» Task details: The listing that follows should be copied in full, exactly as written.

★ ★ ★ ★ ★ ★ ★

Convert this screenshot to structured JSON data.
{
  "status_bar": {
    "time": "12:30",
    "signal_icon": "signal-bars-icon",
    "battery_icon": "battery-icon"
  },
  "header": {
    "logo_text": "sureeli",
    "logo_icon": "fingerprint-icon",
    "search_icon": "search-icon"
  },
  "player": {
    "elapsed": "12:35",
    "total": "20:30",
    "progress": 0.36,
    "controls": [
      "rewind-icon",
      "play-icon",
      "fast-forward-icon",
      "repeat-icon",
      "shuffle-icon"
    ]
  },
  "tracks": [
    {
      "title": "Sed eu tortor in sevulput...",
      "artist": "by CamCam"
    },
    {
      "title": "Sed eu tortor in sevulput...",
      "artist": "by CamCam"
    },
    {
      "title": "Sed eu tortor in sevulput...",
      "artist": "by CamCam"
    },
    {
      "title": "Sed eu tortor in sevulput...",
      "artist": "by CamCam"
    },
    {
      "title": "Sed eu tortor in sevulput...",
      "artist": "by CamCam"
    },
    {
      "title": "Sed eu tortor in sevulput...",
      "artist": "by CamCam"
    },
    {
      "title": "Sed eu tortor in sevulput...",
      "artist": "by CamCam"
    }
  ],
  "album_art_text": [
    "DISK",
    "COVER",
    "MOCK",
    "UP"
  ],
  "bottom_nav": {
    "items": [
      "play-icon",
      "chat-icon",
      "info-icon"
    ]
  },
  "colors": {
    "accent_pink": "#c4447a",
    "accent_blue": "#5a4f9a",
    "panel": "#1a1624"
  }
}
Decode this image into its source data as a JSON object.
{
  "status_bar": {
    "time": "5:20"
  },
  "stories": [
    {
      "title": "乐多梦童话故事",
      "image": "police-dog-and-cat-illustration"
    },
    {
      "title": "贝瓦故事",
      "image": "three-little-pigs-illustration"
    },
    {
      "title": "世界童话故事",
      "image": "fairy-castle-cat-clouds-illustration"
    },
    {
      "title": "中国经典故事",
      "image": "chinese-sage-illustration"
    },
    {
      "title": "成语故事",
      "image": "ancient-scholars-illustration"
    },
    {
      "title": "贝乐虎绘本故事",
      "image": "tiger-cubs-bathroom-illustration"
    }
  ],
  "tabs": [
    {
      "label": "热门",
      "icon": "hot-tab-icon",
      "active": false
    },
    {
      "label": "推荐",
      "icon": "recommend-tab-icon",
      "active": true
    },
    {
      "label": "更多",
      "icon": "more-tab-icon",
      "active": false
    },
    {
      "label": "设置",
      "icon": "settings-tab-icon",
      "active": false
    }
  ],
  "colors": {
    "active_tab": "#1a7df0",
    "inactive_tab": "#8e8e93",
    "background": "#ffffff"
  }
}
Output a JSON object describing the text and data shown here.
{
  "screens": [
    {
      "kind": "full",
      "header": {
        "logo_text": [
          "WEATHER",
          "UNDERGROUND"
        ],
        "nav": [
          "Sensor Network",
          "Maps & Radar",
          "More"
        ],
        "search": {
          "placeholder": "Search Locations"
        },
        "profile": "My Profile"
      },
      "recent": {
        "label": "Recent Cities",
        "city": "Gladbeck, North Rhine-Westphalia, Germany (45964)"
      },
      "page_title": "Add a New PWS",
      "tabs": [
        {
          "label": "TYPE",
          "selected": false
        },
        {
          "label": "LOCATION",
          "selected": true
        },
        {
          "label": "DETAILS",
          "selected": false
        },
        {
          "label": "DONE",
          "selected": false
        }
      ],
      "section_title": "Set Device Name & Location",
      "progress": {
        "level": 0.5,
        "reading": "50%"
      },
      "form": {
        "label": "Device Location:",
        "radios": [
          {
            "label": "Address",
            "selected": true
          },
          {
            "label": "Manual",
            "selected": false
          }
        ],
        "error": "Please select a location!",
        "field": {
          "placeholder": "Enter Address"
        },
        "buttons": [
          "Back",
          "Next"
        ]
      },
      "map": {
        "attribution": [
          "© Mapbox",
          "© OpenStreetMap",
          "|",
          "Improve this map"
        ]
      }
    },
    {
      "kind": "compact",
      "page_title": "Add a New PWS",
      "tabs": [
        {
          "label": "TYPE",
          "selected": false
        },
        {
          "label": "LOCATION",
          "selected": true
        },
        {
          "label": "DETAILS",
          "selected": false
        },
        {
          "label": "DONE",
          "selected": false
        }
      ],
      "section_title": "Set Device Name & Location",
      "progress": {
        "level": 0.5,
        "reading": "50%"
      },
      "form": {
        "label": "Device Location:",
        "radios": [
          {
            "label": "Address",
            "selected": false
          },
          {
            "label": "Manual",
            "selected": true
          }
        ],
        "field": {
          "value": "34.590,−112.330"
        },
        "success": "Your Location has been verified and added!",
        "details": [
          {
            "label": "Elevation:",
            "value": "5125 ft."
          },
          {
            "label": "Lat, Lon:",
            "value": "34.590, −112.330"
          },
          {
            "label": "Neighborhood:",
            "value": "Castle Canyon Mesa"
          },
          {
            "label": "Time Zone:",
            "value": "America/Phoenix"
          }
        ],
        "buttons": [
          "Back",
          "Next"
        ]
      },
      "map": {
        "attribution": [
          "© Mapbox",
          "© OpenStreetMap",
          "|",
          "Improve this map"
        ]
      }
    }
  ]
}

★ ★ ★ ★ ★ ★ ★

» Output of the task:
Convert this screenshot to structured JSON data.
{
  "status_bar": {
    "time": "12:30",
    "signal_icon": "signal-bars-icon",
    "battery_icon": "battery-icon"
  },
  "header": {
    "logo_text": "sureeli",
    "logo_icon": "fingerprint-icon",
    "search_icon": "search-icon"
  },
  "player": {
    "elapsed": "12:35",
    "total": "20:30",
    "progress": 0.36,
    "controls": [
      "rewind-icon",
      "play-icon",
      "fast-forward-icon",
      "repeat-icon",
      "shuffle-icon"
    ]
  },
  "tracks": [
    {
      "title": "Sed eu tortor in sevulput...",
      "artist": "by CamCam"
    },
    {
      "title": "Sed eu tortor in sevulput...",
      "artist": "by CamCam"
    },
    {
      "title": "Sed eu tortor in sevulput...",
      "artist": "by CamCam"
    },
    {
      "title": "Sed eu tortor in sevulput...",
      "artist": "by CamCam"
    },
    {
      "title": "Sed eu tortor in sevulput...",
      "artist": "by CamCam"
    },
    {
      "title": "Sed eu tortor in sevulput...",
      "artist": "by CamCam"
    },
    {
      "title": "Sed eu tortor in sevulput...",
      "artist": "by CamCam"
    }
  ],
  "album_art_text": [
    "DISK",
    "COVER",
    "MOCK",
    "UP"
  ],
  "bottom_nav": {
    "items": [
      "play-icon",
      "chat-icon",
      "info-icon"
    ]
  },
  "colors": {
    "accent_pink": "#c4447a",
    "accent_blue": "#5a4f9a",
    "panel": "#1a1624"
  }
}
Decode this image into its source data as a JSON object.
{
  "status_bar": {
    "time": "5:20"
  },
  "stories": [
    {
      "title": "乐多梦童话故事",
      "image": "police-dog-and-cat-illustration"
    },
    {
      "title": "贝瓦故事",
      "image": "three-little-pigs-illustration"
    },
    {
      "title": "世界童话故事",
      "image": "fairy-castle-cat-clouds-illustration"
    },
    {
      "title": "中国经典故事",
      "image": "chinese-sage-illustration"
    },
    {
      "title": "成语故事",
      "image": "ancient-scholars-illustration"
    },
    {
      "title": "贝乐虎绘本故事",
      "image": "tiger-cubs-bathroom-illustration"
    }
  ],
  "tabs": [
    {
      "label": "热门",
      "icon": "hot-tab-icon",
      "active": false
    },
    {
      "label": "推荐",
      "icon": "recommend-tab-icon",
      "active": true
    },
    {
      "label": "更多",
      "icon": "more-tab-icon",
      "active": false
    },
    {
      "label": "设置",
      "icon": "settings-tab-icon",
      "active": false
    }
  ],
  "colors": {
    "active_tab": "#1a7df0",
    "inactive_tab": "#8e8e93",
    "background": "#ffffff"
  }
}
Output a JSON object describing the text and data shown here.
{
  "screens": [
    {
      "kind": "full",
      "header": {
        "logo_text": [
          "WEATHER",
          "UNDERGROUND"
        ],
        "nav": [
          "Sensor Network",
          "Maps & Radar",
          "More"
        ],
        "search": {
          "placeholder": "Search Locations"
        },
        "profile": "My Profile"
      },
      "recent": {
        "label": "Recent Cities",
        "city": "Gladbeck, North Rhine-Westphalia, Germany (45964)"
      },
      "page_title": "Add a New PWS",
      "tabs": [
        {
          "label": "TYPE",
          "selected": false
        },
        {
          "label": "LOCATION",
          "selected": true
        },
        {
          "label": "DETAILS",
          "selected": false
        },
        {
          "label": "DONE",
          "selected": false
        }
      ],
      "section_title": "Set Device Name & Location",
      "progress": {
        "level": 0.5,
        "reading": "50%"
      },
      "form": {
        "label": "Device Location:",
        "radios": [
          {
            "label": "Address",
            "selected": true
          },
          {
            "label": "Manual",
            "selected": false
          }
        ],
        "error": "Please select a location!",
        "field": {
          "placeholder": "Enter Address"
        },
        "buttons": [
          "Back",
          "Next"
        ]
      },
      "map": {
        "attribution": [
          "© Mapbox",
          "© OpenStreetMap",
          "|",
          "Improve this map"
        ]
      }
    },
    {
      "kind": "compact",
      "page_title": "Add a New PWS",
      "tabs": [
        {
          "label": "TYPE",
          "selected": false
        },
        {
          "label": "LOCATION",
          "selected": true
        },
        {
          "label": "DETAILS",
          "selected": false
        },
        {
          "label": "DONE",
          "selected": false
        }
      ],
      "section_title": "Set Device Name & Location",
      "progress": {
        "level": 0.5,
        "reading": "50%"
      },
      "form": {
        "label": "Device Location:",
        "radios": [
          {
            "label": "Address",
            "selected": false
          },
          {
            "label": "Manual",
            "selected": true
          }
        ],
        "field": {
          "value": "34.590,−112.330"
        },
        "success": "Your Location has been verified and added!",
        "details": [
          {
            "label": "Elevation:",
            "value": "5125 ft."
          },
          {
            "label": "Lat, Lon:",
            "value": "34.590, −112.330"
          },
          {
            "label": "Neighborhood:",
            "value": "Castle Canyon Mesa"
          },
          {
            "label": "Time Zone:",
            "value": "America/Phoenix"
          }
        ],
        "buttons": [
          "Back",
          "Next"
        ]
      },
      "map": {
        "attribution": [
          "© Mapbox",
          "© OpenStreetMap",
          "|",
          "Improve this map"
        ]
      }
    }
  ]
}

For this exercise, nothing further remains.